== Exercise prompt ==
Set down the whole listing that follows, precisely as written.

== Data ==

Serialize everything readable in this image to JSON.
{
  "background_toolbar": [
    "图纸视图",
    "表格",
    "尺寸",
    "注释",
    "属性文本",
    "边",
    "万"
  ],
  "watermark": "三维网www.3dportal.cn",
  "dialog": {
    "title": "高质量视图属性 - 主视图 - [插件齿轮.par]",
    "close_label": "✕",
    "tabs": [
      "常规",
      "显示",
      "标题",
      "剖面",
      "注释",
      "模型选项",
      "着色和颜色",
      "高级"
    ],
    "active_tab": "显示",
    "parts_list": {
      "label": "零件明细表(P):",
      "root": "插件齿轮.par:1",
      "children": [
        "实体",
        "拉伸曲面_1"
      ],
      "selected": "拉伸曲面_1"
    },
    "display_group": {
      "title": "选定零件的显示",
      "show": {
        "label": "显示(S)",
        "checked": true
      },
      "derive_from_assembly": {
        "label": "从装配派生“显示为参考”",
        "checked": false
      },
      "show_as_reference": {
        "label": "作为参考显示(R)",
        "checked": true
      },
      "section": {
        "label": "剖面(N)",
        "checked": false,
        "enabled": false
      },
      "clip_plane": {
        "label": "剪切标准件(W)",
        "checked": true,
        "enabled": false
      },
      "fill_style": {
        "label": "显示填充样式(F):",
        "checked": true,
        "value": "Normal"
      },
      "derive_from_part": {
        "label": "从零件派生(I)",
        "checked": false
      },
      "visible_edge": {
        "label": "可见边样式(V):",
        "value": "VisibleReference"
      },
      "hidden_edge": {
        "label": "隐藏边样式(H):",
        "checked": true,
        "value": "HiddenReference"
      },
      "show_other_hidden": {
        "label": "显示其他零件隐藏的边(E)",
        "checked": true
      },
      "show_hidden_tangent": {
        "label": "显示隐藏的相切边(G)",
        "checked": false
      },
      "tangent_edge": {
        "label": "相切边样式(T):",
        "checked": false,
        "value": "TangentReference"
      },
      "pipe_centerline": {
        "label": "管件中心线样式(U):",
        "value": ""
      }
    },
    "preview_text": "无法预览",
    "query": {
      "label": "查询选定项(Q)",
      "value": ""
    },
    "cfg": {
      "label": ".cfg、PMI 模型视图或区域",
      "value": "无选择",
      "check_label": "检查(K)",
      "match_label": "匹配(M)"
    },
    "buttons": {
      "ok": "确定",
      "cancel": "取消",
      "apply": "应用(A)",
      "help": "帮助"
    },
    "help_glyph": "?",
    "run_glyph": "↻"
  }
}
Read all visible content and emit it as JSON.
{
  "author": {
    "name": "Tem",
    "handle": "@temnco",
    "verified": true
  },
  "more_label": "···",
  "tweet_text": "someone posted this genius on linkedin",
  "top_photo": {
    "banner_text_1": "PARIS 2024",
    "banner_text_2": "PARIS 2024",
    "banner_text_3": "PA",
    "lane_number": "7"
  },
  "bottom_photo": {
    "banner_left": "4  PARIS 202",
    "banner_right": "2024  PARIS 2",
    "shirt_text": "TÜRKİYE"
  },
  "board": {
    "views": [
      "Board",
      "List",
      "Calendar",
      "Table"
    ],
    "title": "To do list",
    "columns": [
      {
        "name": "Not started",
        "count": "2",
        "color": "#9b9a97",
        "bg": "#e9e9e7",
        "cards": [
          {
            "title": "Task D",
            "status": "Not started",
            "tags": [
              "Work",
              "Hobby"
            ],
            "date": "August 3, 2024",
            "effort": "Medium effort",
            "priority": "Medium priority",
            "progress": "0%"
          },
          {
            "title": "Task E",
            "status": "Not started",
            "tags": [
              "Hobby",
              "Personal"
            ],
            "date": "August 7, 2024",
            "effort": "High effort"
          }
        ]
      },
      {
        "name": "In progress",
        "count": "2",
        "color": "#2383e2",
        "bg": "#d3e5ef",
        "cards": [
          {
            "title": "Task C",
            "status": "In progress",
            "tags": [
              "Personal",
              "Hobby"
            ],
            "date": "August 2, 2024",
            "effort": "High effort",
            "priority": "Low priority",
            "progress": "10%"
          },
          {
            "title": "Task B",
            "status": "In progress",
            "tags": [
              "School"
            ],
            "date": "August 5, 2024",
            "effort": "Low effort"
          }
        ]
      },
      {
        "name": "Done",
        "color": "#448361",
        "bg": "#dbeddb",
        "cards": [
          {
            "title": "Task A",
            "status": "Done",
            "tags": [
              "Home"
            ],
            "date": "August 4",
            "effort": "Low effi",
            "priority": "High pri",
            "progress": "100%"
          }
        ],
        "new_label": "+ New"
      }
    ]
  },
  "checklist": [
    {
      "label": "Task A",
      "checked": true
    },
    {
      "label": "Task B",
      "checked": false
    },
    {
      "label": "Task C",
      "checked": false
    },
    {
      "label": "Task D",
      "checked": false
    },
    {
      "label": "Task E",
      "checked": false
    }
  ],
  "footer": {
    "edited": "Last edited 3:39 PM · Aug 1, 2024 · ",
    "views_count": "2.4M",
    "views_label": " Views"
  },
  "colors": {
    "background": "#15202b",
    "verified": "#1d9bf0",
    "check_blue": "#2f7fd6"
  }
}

== Result for this task ==
Serialize everything readable in this image to JSON.
{
  "background_toolbar": [
    "图纸视图",
    "表格",
    "尺寸",
    "注释",
    "属性文本",
    "边",
    "万"
  ],
  "watermark": "三维网www.3dportal.cn",
  "dialog": {
    "title": "高质量视图属性 - 主视图 - [插件齿轮.par]",
    "close_label": "✕",
    "tabs": [
      "常规",
      "显示",
      "标题",
      "剖面",
      "注释",
      "模型选项",
      "着色和颜色",
      "高级"
    ],
    "active_tab": "显示",
    "parts_list": {
      "label": "零件明细表(P):",
      "root": "插件齿轮.par:1",
      "children": [
        "实体",
        "拉伸曲面_1"
      ],
      "selected": "拉伸曲面_1"
    },
    "display_group": {
      "title": "选定零件的显示",
      "show": {
        "label": "显示(S)",
        "checked": true
      },
      "derive_from_assembly": {
        "label": "从装配派生“显示为参考”",
        "checked": false
      },
      "show_as_reference": {
        "label": "作为参考显示(R)",
        "checked": true
      },
      "section": {
        "label": "剖面(N)",
        "checked": false,
        "enabled": false
      },
      "clip_plane": {
        "label": "剪切标准件(W)",
        "checked": true,
        "enabled": false
      },
      "fill_style": {
        "label": "显示填充样式(F):",
        "checked": true,
        "value": "Normal"
      },
      "derive_from_part": {
        "label": "从零件派生(I)",
        "checked": false
      },
      "visible_edge": {
        "label": "可见边样式(V):",
        "value": "VisibleReference"
      },
      "hidden_edge": {
        "label": "隐藏边样式(H):",
        "checked": true,
        "value": "HiddenReference"
      },
      "show_other_hidden": {
        "label": "显示其他零件隐藏的边(E)",
        "checked": true
      },
      "show_hidden_tangent": {
        "label": "显示隐藏的相切边(G)",
        "checked": false
      },
      "tangent_edge": {
        "label": "相切边样式(T):",
        "checked": false,
        "value": "TangentReference"
      },
      "pipe_centerline": {
        "label": "管件中心线样式(U):",
        "value": ""
      }
    },
    "preview_text": "无法预览",
    "query": {
      "label": "查询选定项(Q)",
      "value": ""
    },
    "cfg": {
      "label": ".cfg、PMI 模型视图或区域",
      "value": "无选择",
      "check_label": "检查(K)",
      "match_label": "匹配(M)"
    },
    "buttons": {
      "ok": "确定",
      "cancel": "取消",
      "apply": "应用(A)",
      "help": "帮助"
    },
    "help_glyph": "?",
    "run_glyph": "↻"
  }
}
Read all visible content and emit it as JSON.
{
  "author": {
    "name": "Tem",
    "handle": "@temnco",
    "verified": true
  },
  "more_label": "···",
  "tweet_text": "someone posted this genius on linkedin",
  "top_photo": {
    "banner_text_1": "PARIS 2024",
    "banner_text_2": "PARIS 2024",
    "banner_text_3": "PA",
    "lane_number": "7"
  },
  "bottom_photo": {
    "banner_left": "4  PARIS 202",
    "banner_right": "2024  PARIS 2",
    "shirt_text": "TÜRKİYE"
  },
  "board": {
    "views": [
      "Board",
      "List",
      "Calendar",
      "Table"
    ],
    "title": "To do list",
    "columns": [
      {
        "name": "Not started",
        "count": "2",
        "color": "#9b9a97",
        "bg": "#e9e9e7",
        "cards": [
          {
            "title": "Task D",
            "status": "Not started",
            "tags": [
              "Work",
              "Hobby"
            ],
            "date": "August 3, 2024",
            "effort": "Medium effort",
            "priority": "Medium priority",
            "progress": "0%"
          },
          {
            "title": "Task E",
            "status": "Not started",
            "tags": [
              "Hobby",
              "Personal"
            ],
            "date": "August 7, 2024",
            "effort": "High effort"
          }
        ]
      },
      {
        "name": "In progress",
        "count": "2",
        "color": "#2383e2",
        "bg": "#d3e5ef",
        "cards": [
          {
            "title": "Task C",
            "status": "In progress",
            "tags": [
              "Personal",
              "Hobby"
            ],
            "date": "August 2, 2024",
            "effort": "High effort",
            "priority": "Low priority",
            "progress": "10%"
          },
          {
            "title": "Task B",
            "status": "In progress",
            "tags": [
              "School"
            ],
            "date": "August 5, 2024",
            "effort": "Low effort"
          }
        ]
      },
      {
        "name": "Done",
        "color": "#448361",
        "bg": "#dbeddb",
        "cards": [
          {
            "title": "Task A",
            "status": "Done",
            "tags": [
              "Home"
            ],
            "date": "August 4",
            "effort": "Low effi",
            "priority": "High pri",
            "progress": "100%"
          }
        ],
        "new_label": "+ New"
      }
    ]
  },
  "checklist": [
    {
      "label": "Task A",
      "checked": true
    },
    {
      "label": "Task B",
      "checked": false
    },
    {
      "label": "Task C",
      "checked": false
    },
    {
      "label": "Task D",
      "checked": false
    },
    {
      "label": "Task E",
      "checked": false
    }
  ],
  "footer": {
    "edited": "Last edited 3:39 PM · Aug 1, 2024 · ",
    "views_count": "2.4M",
    "views_label": " Views"
  },
  "colors": {
    "background": "#15202b",
    "verified": "#1d9bf0",
    "check_blue": "#2f7fd6"
  }
}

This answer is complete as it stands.